**ABOUT THIS EXERCISE**
Show all lines of the listing that hold the word "brand".

---------- ENTRIES SUPPLIED

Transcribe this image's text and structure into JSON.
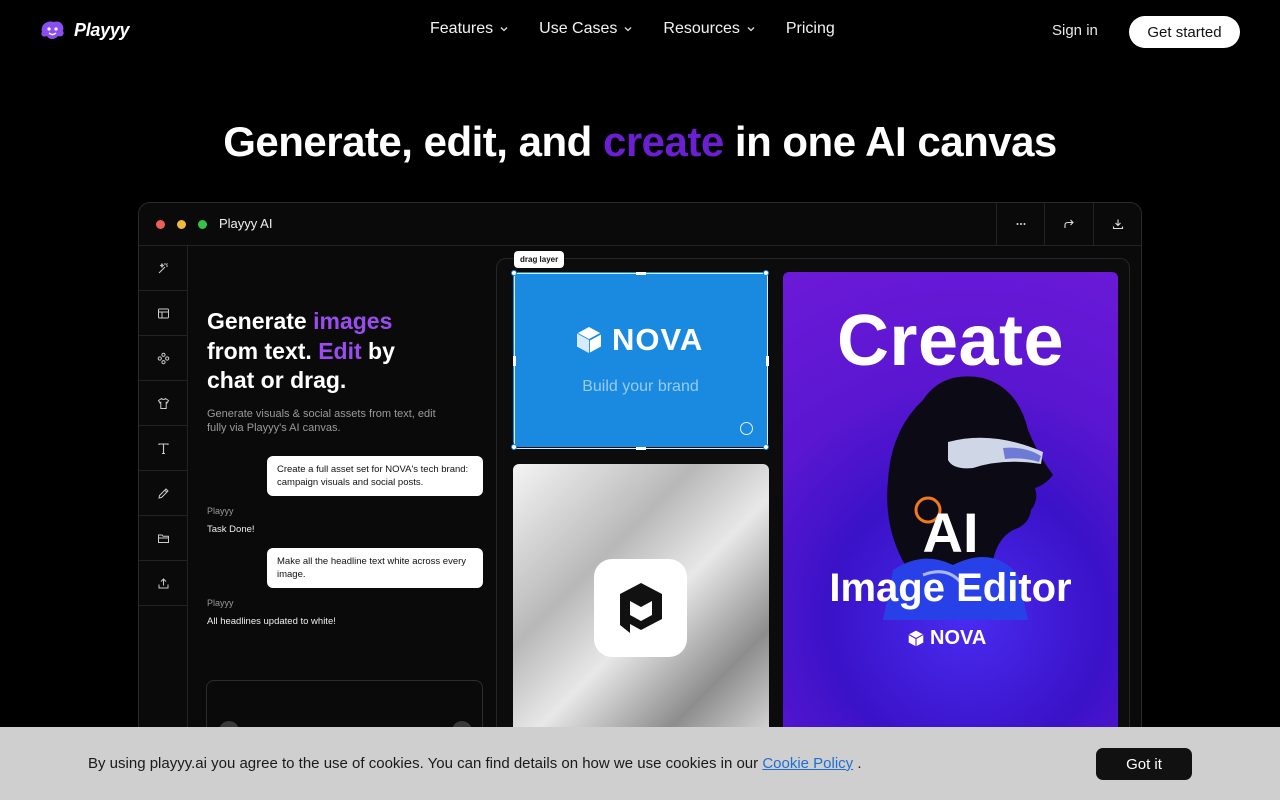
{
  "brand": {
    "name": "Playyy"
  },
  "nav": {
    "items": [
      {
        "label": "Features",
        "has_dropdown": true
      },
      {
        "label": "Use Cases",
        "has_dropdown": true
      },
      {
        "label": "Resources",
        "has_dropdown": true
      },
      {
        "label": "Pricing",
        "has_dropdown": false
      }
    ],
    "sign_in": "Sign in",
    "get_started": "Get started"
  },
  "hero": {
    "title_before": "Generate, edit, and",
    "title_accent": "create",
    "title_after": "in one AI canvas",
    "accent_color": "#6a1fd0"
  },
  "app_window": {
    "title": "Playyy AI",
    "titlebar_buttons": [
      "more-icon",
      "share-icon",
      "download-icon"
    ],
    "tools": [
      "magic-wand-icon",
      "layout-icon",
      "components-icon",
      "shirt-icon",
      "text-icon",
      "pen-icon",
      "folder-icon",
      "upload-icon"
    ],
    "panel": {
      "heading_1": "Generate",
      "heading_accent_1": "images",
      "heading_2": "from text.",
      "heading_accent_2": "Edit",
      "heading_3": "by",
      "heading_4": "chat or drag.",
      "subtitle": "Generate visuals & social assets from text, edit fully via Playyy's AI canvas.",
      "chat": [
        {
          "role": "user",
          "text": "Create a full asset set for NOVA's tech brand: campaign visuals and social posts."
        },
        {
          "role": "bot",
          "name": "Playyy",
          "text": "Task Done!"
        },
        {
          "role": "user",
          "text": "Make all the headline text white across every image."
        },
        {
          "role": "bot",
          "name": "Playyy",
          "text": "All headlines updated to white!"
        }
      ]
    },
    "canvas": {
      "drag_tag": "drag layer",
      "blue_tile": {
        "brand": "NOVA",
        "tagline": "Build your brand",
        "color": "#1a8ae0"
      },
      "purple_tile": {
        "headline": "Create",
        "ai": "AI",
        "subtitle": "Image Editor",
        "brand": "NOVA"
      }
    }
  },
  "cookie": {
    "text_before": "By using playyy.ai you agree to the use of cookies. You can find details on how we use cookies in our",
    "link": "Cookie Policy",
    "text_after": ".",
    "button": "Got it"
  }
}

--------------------
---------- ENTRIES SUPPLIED

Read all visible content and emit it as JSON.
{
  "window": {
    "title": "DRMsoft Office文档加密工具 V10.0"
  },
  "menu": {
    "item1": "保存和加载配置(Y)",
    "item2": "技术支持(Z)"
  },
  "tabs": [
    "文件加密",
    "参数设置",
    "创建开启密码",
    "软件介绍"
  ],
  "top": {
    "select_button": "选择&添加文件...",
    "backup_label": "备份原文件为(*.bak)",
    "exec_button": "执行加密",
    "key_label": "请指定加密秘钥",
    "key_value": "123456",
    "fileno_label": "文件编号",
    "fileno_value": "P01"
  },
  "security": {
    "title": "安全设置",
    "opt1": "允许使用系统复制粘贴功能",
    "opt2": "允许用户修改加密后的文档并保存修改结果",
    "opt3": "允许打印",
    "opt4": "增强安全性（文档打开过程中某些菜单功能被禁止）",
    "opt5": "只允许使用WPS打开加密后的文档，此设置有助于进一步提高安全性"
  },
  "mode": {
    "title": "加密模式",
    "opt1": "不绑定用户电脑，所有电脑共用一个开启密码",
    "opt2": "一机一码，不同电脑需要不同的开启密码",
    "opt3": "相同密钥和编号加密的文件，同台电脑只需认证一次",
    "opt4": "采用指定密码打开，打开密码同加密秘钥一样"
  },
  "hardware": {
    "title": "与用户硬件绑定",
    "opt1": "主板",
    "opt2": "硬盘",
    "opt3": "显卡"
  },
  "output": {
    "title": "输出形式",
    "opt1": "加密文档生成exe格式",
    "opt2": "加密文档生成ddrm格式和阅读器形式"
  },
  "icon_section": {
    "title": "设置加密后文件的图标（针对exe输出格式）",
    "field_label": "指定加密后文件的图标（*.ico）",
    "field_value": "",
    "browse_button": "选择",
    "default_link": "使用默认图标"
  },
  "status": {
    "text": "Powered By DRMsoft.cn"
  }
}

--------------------

**RESULT OF THE EXERCISE**
  "brand": {
          "text": "Create a full asset set for NOVA's tech brand: campaign visuals and social posts."
        "brand": "NOVA",
        "tagline": "Build your brand",
        "brand": "NOVA"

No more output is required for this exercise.